At endemicity, circulation does not necessarily translate to disease burden. Based on robust vaccine effectiveness against severe outcomes, my speculative guess would be that infection to fatality rate (IFR) drops 10-fold from its original ~0.6% to a flu-like ~0.06%. 14/17
High R0, waning immunity and antigenic drift together suggest substantial seasonal circulation with a speculative guess of 20% or 30% of the population infected each year (often referred to as the "attack rate"). This is higher than flu due to R0 of ~6 rather than ~2. 13/17
Recent adaptive evolution has been occurring at a significantly faster rate than H3N2 influenza, but my median scenario would be that with switch to endemicity, we see sustained antigenic evolution at a similar pace to influenza H3N2. 12/17
Given the early emergence of partial immune escape in the Beta, Gamma and Mu variants and given the spike protein's observed degree of adaptability, I would suspect that when selection pivots to be primarily immune driven we'll see steady antigenic drift. 11/17
Although so far there's been relatively little antigenic drift in SARS-CoV-2, we've seen rapid adaptive evolution in the S1 domain of spike protein as selection pressure has driven increased transmissibility (twitter.com/trvrb/status/1…). 10/17
But based on what we've observed with waning immunity to infection in SARS-CoV-2 (twitter.com/trvrb/status/1…), I think it's safe to conclude there will be at least some waning of immunity to infection season-to-season in endemic state. 9/17
Waning immunity is a bit more of an open question.
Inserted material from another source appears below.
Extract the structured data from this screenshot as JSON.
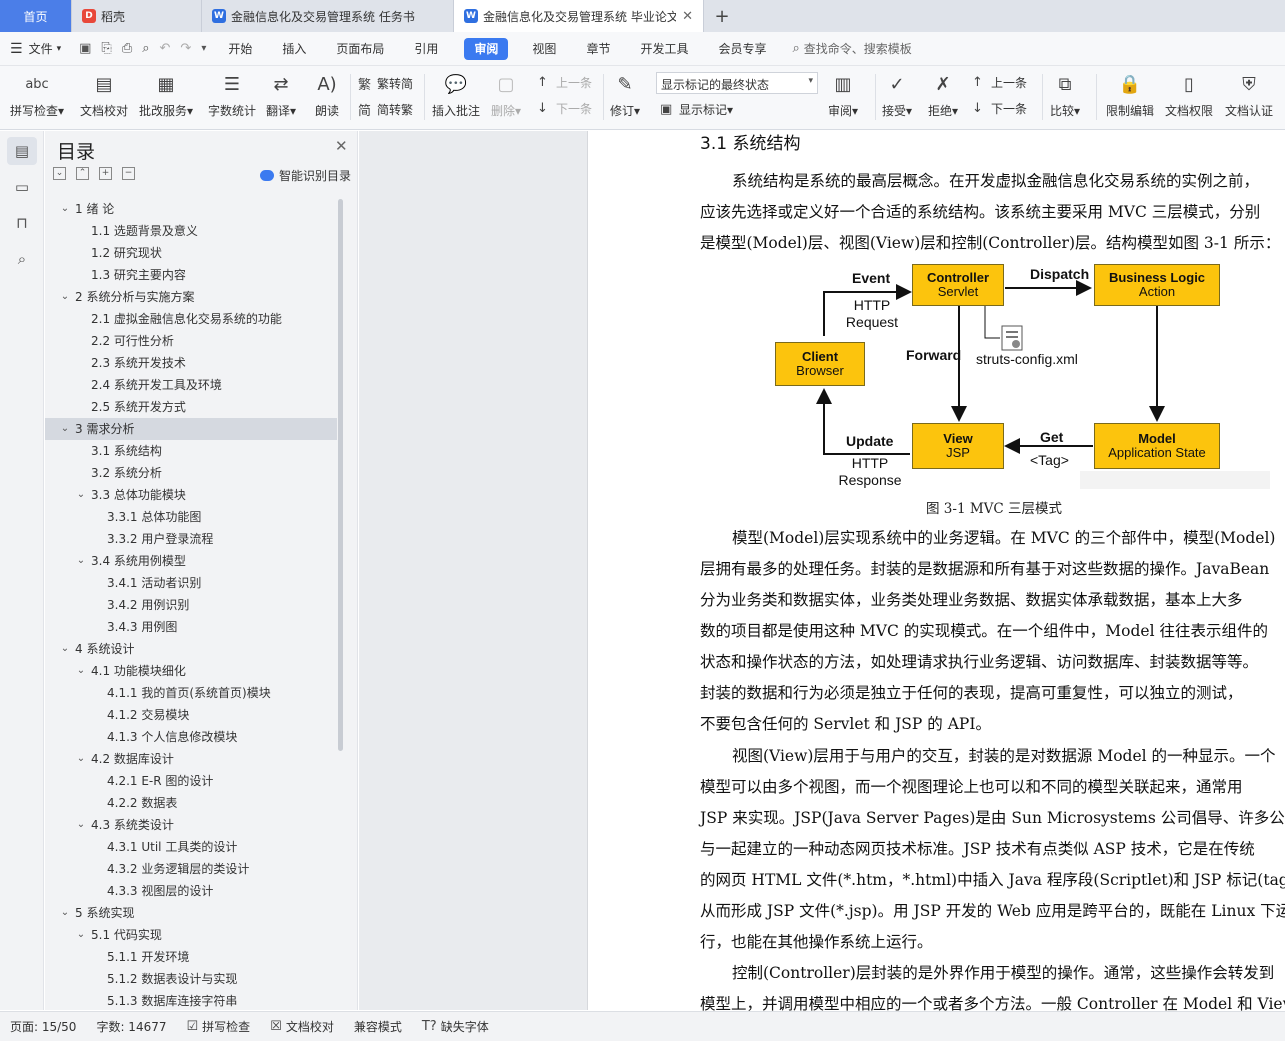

Although, other seasonal coronaviruses appear to cause reinfections every ~3 years (nature.com/articles/s4159…), it's hard to completely extrapolate from these viruses to SARS-like coronaviruses. 8/17
R0 is the average number of secondary infections in a fully naive population. R0 of seasonal flu is around 2. R0 of Wuhan-like SARS-CoV-2 was around 3 and with Delta it's now perhaps 5 or 6. Higher R0 should correspond to greater circulation all other things being equal. 7/17
Broadly, I expect the eventual endemic state of COVID to be similar with substantial circulation but reduced disease burden relative to the pandemic state. The key parameters here include:
2. Waning immunity
3. Antigenic drift
4. Infection to fatality rate (IFR) 6/17
As an example, seasonal influenza is an endemic respiratory virus and basically everyone over the age of ~3 will have immunity to it. However, despite this immunity, influenza infects ~10% of the adult population each year and causes perhaps 30k deaths per year in the US. 5/17
However, even when the entire population of a region has immunity through infection or vaccination, there may still be significant circulation of the virus due to waning immunity and viral evolution. 4/17
I expect endemicity to be achieved at different times throughout the world due to inequities in vaccine distribution and I expect this to be a soft transition rather than a sudden flip of a switch. 3/17
Here, I've been trying to think about what COVID will look like in its endemic state, ie once the (more or less entire) population has immunity to the virus, blunting transmission and disease relative to the pandemic state. 2/17